WHAT THE TASK REQUIRES: Could you print out every entry, character for character?

::: ENTRIES PROVIDED

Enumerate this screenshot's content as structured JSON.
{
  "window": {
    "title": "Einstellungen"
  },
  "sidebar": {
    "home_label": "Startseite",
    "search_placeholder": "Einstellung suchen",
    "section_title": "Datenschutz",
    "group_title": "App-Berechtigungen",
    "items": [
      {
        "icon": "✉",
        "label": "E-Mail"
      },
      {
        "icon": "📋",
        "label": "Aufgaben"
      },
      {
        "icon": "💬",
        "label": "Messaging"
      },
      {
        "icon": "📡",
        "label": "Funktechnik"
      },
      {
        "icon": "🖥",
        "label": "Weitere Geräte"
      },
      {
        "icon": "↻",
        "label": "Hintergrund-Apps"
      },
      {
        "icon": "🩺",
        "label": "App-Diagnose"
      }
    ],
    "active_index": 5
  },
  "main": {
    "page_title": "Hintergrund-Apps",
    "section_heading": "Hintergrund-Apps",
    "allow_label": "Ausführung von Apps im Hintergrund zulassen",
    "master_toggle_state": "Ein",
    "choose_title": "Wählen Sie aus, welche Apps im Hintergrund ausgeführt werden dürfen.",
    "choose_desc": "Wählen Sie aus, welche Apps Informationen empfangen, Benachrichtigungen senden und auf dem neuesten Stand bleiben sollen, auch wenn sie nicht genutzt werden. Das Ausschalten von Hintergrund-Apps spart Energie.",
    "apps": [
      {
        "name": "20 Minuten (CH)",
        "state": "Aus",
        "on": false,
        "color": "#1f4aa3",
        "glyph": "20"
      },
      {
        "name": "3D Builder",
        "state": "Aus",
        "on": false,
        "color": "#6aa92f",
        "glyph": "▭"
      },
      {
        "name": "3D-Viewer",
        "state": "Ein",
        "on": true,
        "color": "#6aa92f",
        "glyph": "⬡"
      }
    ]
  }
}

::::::

EXERCISE RESULT:
Enumerate this screenshot's content as structured JSON.
{
  "window": {
    "title": "Einstellungen"
  },
  "sidebar": {
    "home_label": "Startseite",
    "search_placeholder": "Einstellung suchen",
    "section_title": "Datenschutz",
    "group_title": "App-Berechtigungen",
    "items": [
      {
        "icon": "✉",
        "label": "E-Mail"
      },
      {
        "icon": "📋",
        "label": "Aufgaben"
      },
      {
        "icon": "💬",
        "label": "Messaging"
      },
      {
        "icon": "📡",
        "label": "Funktechnik"
      },
      {
        "icon": "🖥",
        "label": "Weitere Geräte"
      },
      {
        "icon": "↻",
        "label": "Hintergrund-Apps"
      },
      {
        "icon": "🩺",
        "label": "App-Diagnose"
      }
    ],
    "active_index": 5
  },
  "main": {
    "page_title": "Hintergrund-Apps",
    "section_heading": "Hintergrund-Apps",
    "allow_label": "Ausführung von Apps im Hintergrund zulassen",
    "master_toggle_state": "Ein",
    "choose_title": "Wählen Sie aus, welche Apps im Hintergrund ausgeführt werden dürfen.",
    "choose_desc": "Wählen Sie aus, welche Apps Informationen empfangen, Benachrichtigungen senden und auf dem neuesten Stand bleiben sollen, auch wenn sie nicht genutzt werden. Das Ausschalten von Hintergrund-Apps spart Energie.",
    "apps": [
      {
        "name": "20 Minuten (CH)",
        "state": "Aus",
        "on": false,
        "color": "#1f4aa3",
        "glyph": "20"
      },
      {
        "name": "3D Builder",
        "state": "Aus",
        "on": false,
        "color": "#6aa92f",
        "glyph": "▭"
      },
      {
        "name": "3D-Viewer",
        "state": "Ein",
        "on": true,
        "color": "#6aa92f",
        "glyph": "⬡"
      }
    ]
  }
}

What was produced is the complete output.